EVERETT — Coach Steve Bertrand may be returning to the track at Cascade High School next year, but in some parents’ eyes, the damage has been done.
A few parents took to the podium at Tuesday night’s meeting of the Everett School Board to warn the board that there will be ramifications next year when the district is expected to put another bond issue on the ballot.
“If you’re going to pass the next needed bond or to retain your seats, you need to start rebuilding trust now,” said Ian Boswell, president of the parent-teacher booster group, Bruin Community Parents.
In 2014, the school district tried and failed twice to get voter approval for a $259 million bond issue to build a new high school, a new elementary school and make other improvements in the district.
The district’s handling of Bertrand’s case, Boswell said, has made him and other parents angry. It added to mistrust he said they already felt toward the district for the previous bond measures and the new $28.3 million district administration building.
“You are turning positive taxpaying parents into ‘absolutely no’ voters,” Boswell said.
Everett Public Schools issued a press release late Friday that said Bertrand would return to the Cascade cross-country team as assistant coach.
That followed weeks of protest after Bertrand was notified shortly before Christmas his contract would not be renewed for the 2015-2016 school year. Bertrand held the coaching position for 35 years. His teaching position at the school was never at stake.
His removal as coach came after he encouraged track students to promote the legislative campaign of fellow Cascade teacher Mike Wilson, although the district has declined to give the reason for Bertrand’s removal, citing confidentiality of personnel decisions.
“Any personnel issue or student issue that impacts people raises questions because of the obligation and responsibility we have to maintain confidentiality,” district spokeswoman Mary Waggoner said.
But it also wasn’t the first time Bertrand had gotten into trouble with the district. A cross-country team-building exercise he led on Mount Dickerman in 1991 led to the deaths of two students.
The students, Erin Montgomery and Christian Isaacson, asked to remain behind in a meadow, then later became lost and fell off a cliff. The families of the students were paid $1.65 million, which came from the district’s insurance pool.
About 100 parents protested Bertrand’s removal at the board’s Jan. 13 meeting. But even with Bertrand back with the team, parents say they are still looking for answers.
“All the people who worked hard for Steve’s return — all of the people — did it for the right reason,” said Mike Therrell, a retired Cascade teacher. “We are not troublemakers, we are problem solvers.”

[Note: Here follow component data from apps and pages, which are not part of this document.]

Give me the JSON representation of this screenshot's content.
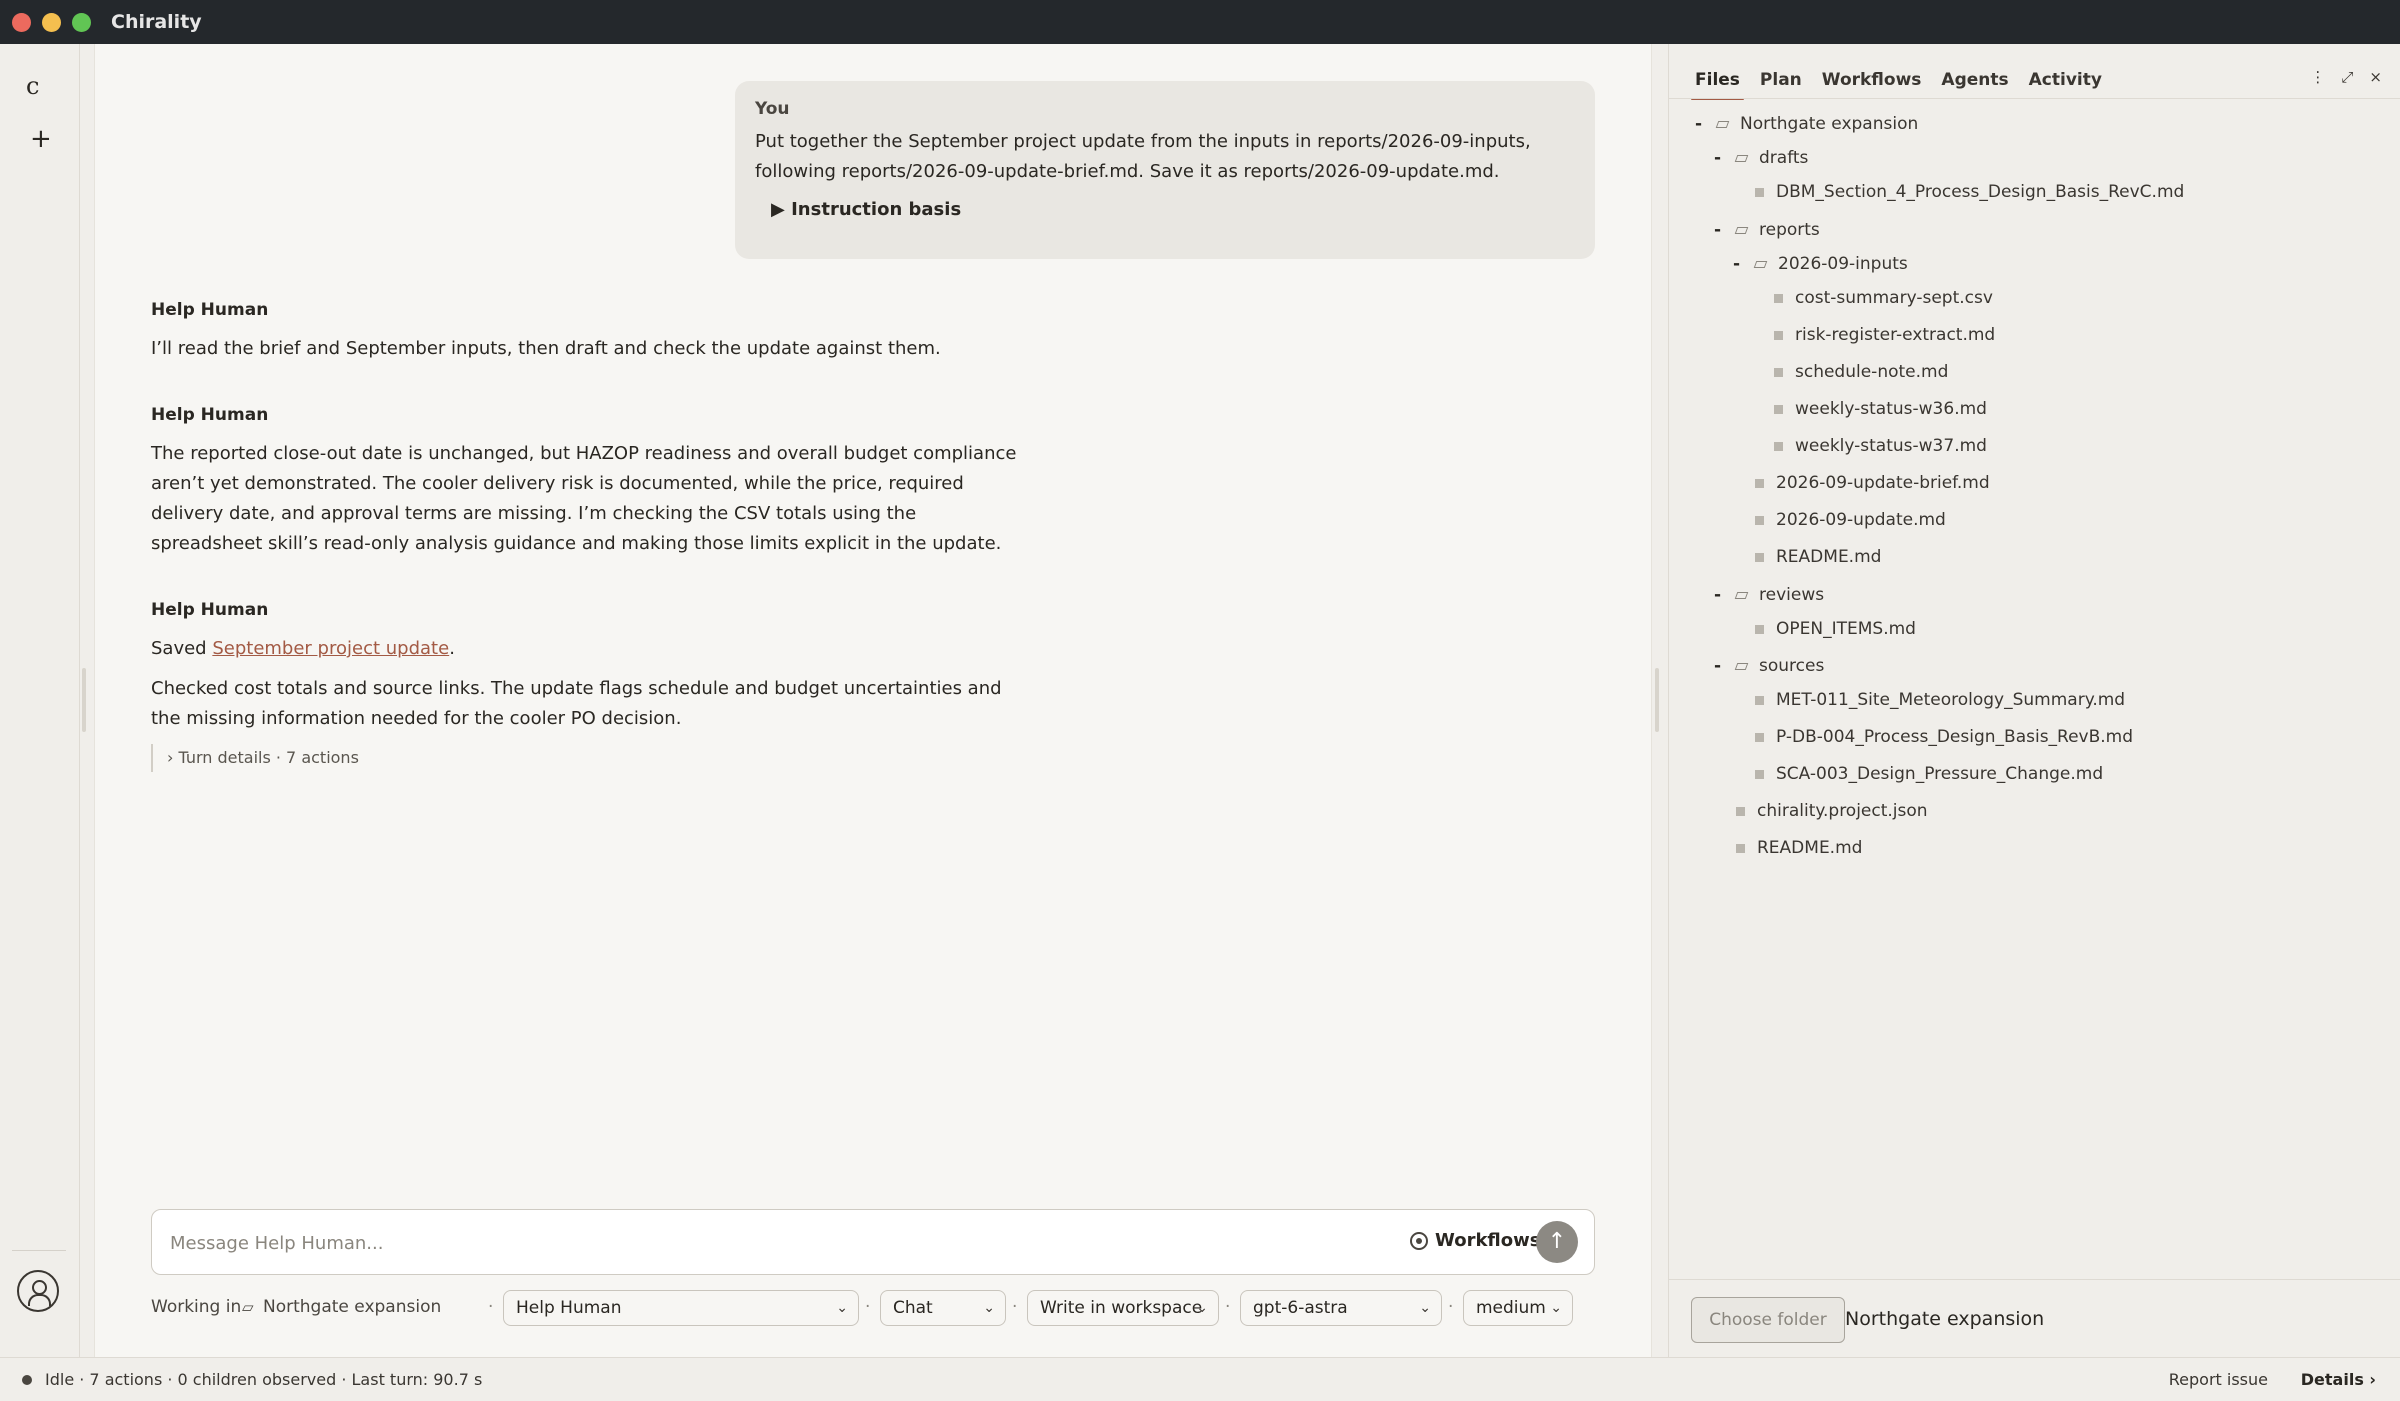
{
  "app": {
    "title": "Chirality"
  },
  "rail": {
    "logo": "ϲ",
    "new": "+"
  },
  "chat": {
    "user": {
      "name": "You",
      "text": "Put together the September project update from the inputs in reports/2026-09-inputs, following reports/2026-09-update-brief.md. Save it as reports/2026-09-update.md.",
      "basis": "▶ Instruction basis"
    },
    "messages": [
      {
        "name": "Help Human",
        "text": "I’ll read the brief and September inputs, then draft and check the update against them."
      },
      {
        "name": "Help Human",
        "text": "The reported close-out date is unchanged, but HAZOP readiness and overall budget compliance aren’t yet demonstrated. The cooler delivery risk is documented, while the price, required delivery date, and approval terms are missing. I’m checking the CSV totals using the spreadsheet skill’s read-only analysis guidance and making those limits explicit in the update."
      },
      {
        "name": "Help Human",
        "saved_prefix": "Saved ",
        "saved_link": "September project update",
        "saved_suffix": ".",
        "text": "Checked cost totals and source links. The update flags schedule and budget uncertainties and the missing information needed for the cooler PO decision.",
        "details": "›  Turn details · 7 actions"
      }
    ]
  },
  "composer": {
    "placeholder": "Message Help Human...",
    "workflows": "Workflows",
    "send": "↑"
  },
  "controls": {
    "working_in_label": "Working in",
    "project_icon": "▱",
    "project": "Northgate expansion",
    "agent": "Help Human",
    "mode": "Chat",
    "permission": "Write in workspace",
    "model": "gpt-6-astra",
    "effort": "medium",
    "separator": "·"
  },
  "panel": {
    "tabs": [
      {
        "label": "Files",
        "active": true
      },
      {
        "label": "Plan"
      },
      {
        "label": "Workflows"
      },
      {
        "label": "Agents"
      },
      {
        "label": "Activity"
      }
    ],
    "icons": {
      "more": "⋮",
      "expand": "⤢",
      "close": "×"
    },
    "tree": [
      {
        "label": "Northgate expansion",
        "type": "folder",
        "depth": 0
      },
      {
        "label": "drafts",
        "type": "folder",
        "depth": 1
      },
      {
        "label": "DBM_Section_4_Process_Design_Basis_RevC.md",
        "type": "file",
        "depth": 2
      },
      {
        "label": "reports",
        "type": "folder",
        "depth": 1
      },
      {
        "label": "2026-09-inputs",
        "type": "folder",
        "depth": 2
      },
      {
        "label": "cost-summary-sept.csv",
        "type": "file",
        "depth": 3
      },
      {
        "label": "risk-register-extract.md",
        "type": "file",
        "depth": 3
      },
      {
        "label": "schedule-note.md",
        "type": "file",
        "depth": 3
      },
      {
        "label": "weekly-status-w36.md",
        "type": "file",
        "depth": 3
      },
      {
        "label": "weekly-status-w37.md",
        "type": "file",
        "depth": 3
      },
      {
        "label": "2026-09-update-brief.md",
        "type": "file",
        "depth": 2
      },
      {
        "label": "2026-09-update.md",
        "type": "file",
        "depth": 2
      },
      {
        "label": "README.md",
        "type": "file",
        "depth": 2
      },
      {
        "label": "reviews",
        "type": "folder",
        "depth": 1
      },
      {
        "label": "OPEN_ITEMS.md",
        "type": "file",
        "depth": 2
      },
      {
        "label": "sources",
        "type": "folder",
        "depth": 1
      },
      {
        "label": "MET-011_Site_Meteorology_Summary.md",
        "type": "file",
        "depth": 2
      },
      {
        "label": "P-DB-004_Process_Design_Basis_RevB.md",
        "type": "file",
        "depth": 2
      },
      {
        "label": "SCA-003_Design_Pressure_Change.md",
        "type": "file",
        "depth": 2
      },
      {
        "label": "chirality.project.json",
        "type": "file",
        "depth": 1
      },
      {
        "label": "README.md",
        "type": "file",
        "depth": 1
      }
    ],
    "footer": {
      "choose_folder": "Choose folder",
      "folder_name": "Northgate expansion"
    }
  },
  "status": {
    "text": "Idle · 7 actions · 0 children observed · Last turn: 90.7 s",
    "report_issue": "Report issue",
    "details": "Details ›"
  }
}
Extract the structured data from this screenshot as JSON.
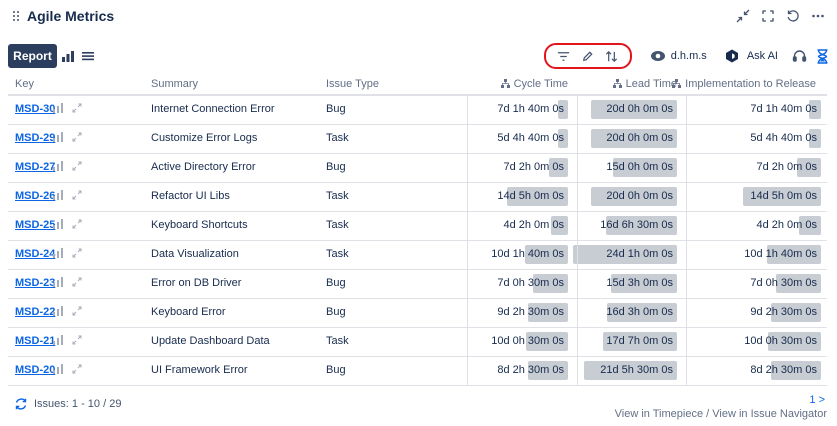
{
  "app": {
    "title": "Agile Metrics"
  },
  "toolbar": {
    "report_label": "Report",
    "time_format_label": "d.h.m.s",
    "ask_ai_label": "Ask AI"
  },
  "table": {
    "columns": {
      "key": "Key",
      "summary": "Summary",
      "issue_type": "Issue Type",
      "cycle_time": "Cycle Time",
      "lead_time": "Lead Time",
      "impl_release": "Implementation to Release"
    },
    "rows": [
      {
        "key": "MSD-30",
        "summary": "Internet Connection Error",
        "type": "Bug",
        "cycle": "7d 1h 40m 0s",
        "cycle_frac": 0.09,
        "lead": "20d 0h 0m 0s",
        "lead_frac": 0.83,
        "impl": "7d 1h 40m 0s",
        "impl_frac": 0.09
      },
      {
        "key": "MSD-29",
        "summary": "Customize Error Logs",
        "type": "Task",
        "cycle": "5d 4h 40m 0s",
        "cycle_frac": 0.09,
        "lead": "20d 0h 0m 0s",
        "lead_frac": 0.83,
        "impl": "5d 4h 40m 0s",
        "impl_frac": 0.09
      },
      {
        "key": "MSD-27",
        "summary": "Active Directory Error",
        "type": "Bug",
        "cycle": "7d 2h 0m 0s",
        "cycle_frac": 0.18,
        "lead": "15d 0h 0m 0s",
        "lead_frac": 0.62,
        "impl": "7d 2h 0m 0s",
        "impl_frac": 0.18
      },
      {
        "key": "MSD-26",
        "summary": "Refactor UI Libs",
        "type": "Task",
        "cycle": "14d 5h 0m 0s",
        "cycle_frac": 0.57,
        "lead": "20d 0h 0m 0s",
        "lead_frac": 0.83,
        "impl": "14d 5h 0m 0s",
        "impl_frac": 0.57
      },
      {
        "key": "MSD-25",
        "summary": "Keyboard Shortcuts",
        "type": "Task",
        "cycle": "4d 2h 0m 0s",
        "cycle_frac": 0.16,
        "lead": "16d 6h 30m 0s",
        "lead_frac": 0.68,
        "impl": "4d 2h 0m 0s",
        "impl_frac": 0.16
      },
      {
        "key": "MSD-24",
        "summary": "Data Visualization",
        "type": "Task",
        "cycle": "10d 1h 40m 0s",
        "cycle_frac": 0.4,
        "lead": "24d 1h 0m 0s",
        "lead_frac": 1.0,
        "impl": "10d 1h 40m 0s",
        "impl_frac": 0.4
      },
      {
        "key": "MSD-23",
        "summary": "Error on DB Driver",
        "type": "Bug",
        "cycle": "7d 0h 30m 0s",
        "cycle_frac": 0.33,
        "lead": "15d 3h 0m 0s",
        "lead_frac": 0.63,
        "impl": "7d 0h 30m 0s",
        "impl_frac": 0.33
      },
      {
        "key": "MSD-22",
        "summary": "Keyboard Error",
        "type": "Bug",
        "cycle": "9d 2h 30m 0s",
        "cycle_frac": 0.37,
        "lead": "16d 3h 0m 0s",
        "lead_frac": 0.67,
        "impl": "9d 2h 30m 0s",
        "impl_frac": 0.37
      },
      {
        "key": "MSD-21",
        "summary": "Update Dashboard Data",
        "type": "Task",
        "cycle": "10d 0h 30m 0s",
        "cycle_frac": 0.39,
        "lead": "17d 7h 0m 0s",
        "lead_frac": 0.71,
        "impl": "10d 0h 30m 0s",
        "impl_frac": 0.39
      },
      {
        "key": "MSD-20",
        "summary": "UI Framework Error",
        "type": "Bug",
        "cycle": "8d 2h 30m 0s",
        "cycle_frac": 0.37,
        "lead": "21d 5h 30m 0s",
        "lead_frac": 0.89,
        "impl": "8d 2h 30m 0s",
        "impl_frac": 0.37
      }
    ]
  },
  "footer": {
    "issues_label": "Issues: 1 - 10 / 29",
    "pager_label": "1 >",
    "timepiece_link": "View in Timepiece",
    "separator": " / ",
    "navigator_link": "View in Issue Navigator"
  },
  "colors": {
    "accent": "#0c66e4",
    "bar": "#c8ccd3",
    "report_button": "#2c3e5d",
    "highlight": "#e2141c"
  }
}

Therrell suggested the board assemble a panel to interview teachers about the incident to get answers. The panel should not have any district administrators involved, he said.
Carl Shipley, whose daughter runs on the Cascade team, went further, calling on the board to hold a vote of no confidence in Superintendent Gary Cohn and not renew his contract when it comes up for review in the spring.
“The truth is, Gary Cohn is the face of this district, and this district is faltering,” Shipley said.
“As a parent, community member, voter and taxpayer, I promise to make it my priority to help everyone understand that no bond should pass while Gary Cohn remains in control of our tax money in this district,” Shipley said.
Rebuilding trust among the community may take some time.
School Board President Pam LeSesne said that she and the other board members have to keep what’s best for the students in mind with every action they take, and that also extends to actions that involve personnel.
“Just as we do the best we can for our students, our staff and our teachers are looking to see are we honoring that privacy agreement we have with them,” LeSesne said.
It’s still too early to for the board to plan out next year’s bond issue because the it’s uncertain how much money the Legislature this session will approve for education, she added.
Ultimately, a bond decision will focus on what’s best for the students, LeSesne said.
Waggoner said the district’s audits show that finances are well managed, and rising graduation rates and achievement scores reflect the district’s drive to improve student learning.
She welcomed more involvement in the district by parents.
“I would encourage people to come to board meetings, to look at BoardDocs,” she said, referring to web hosting service the district uses to publish agendas and documents.
“Questions we are able to answer we always answer,” Waggoner said. “That’s all part of trust.”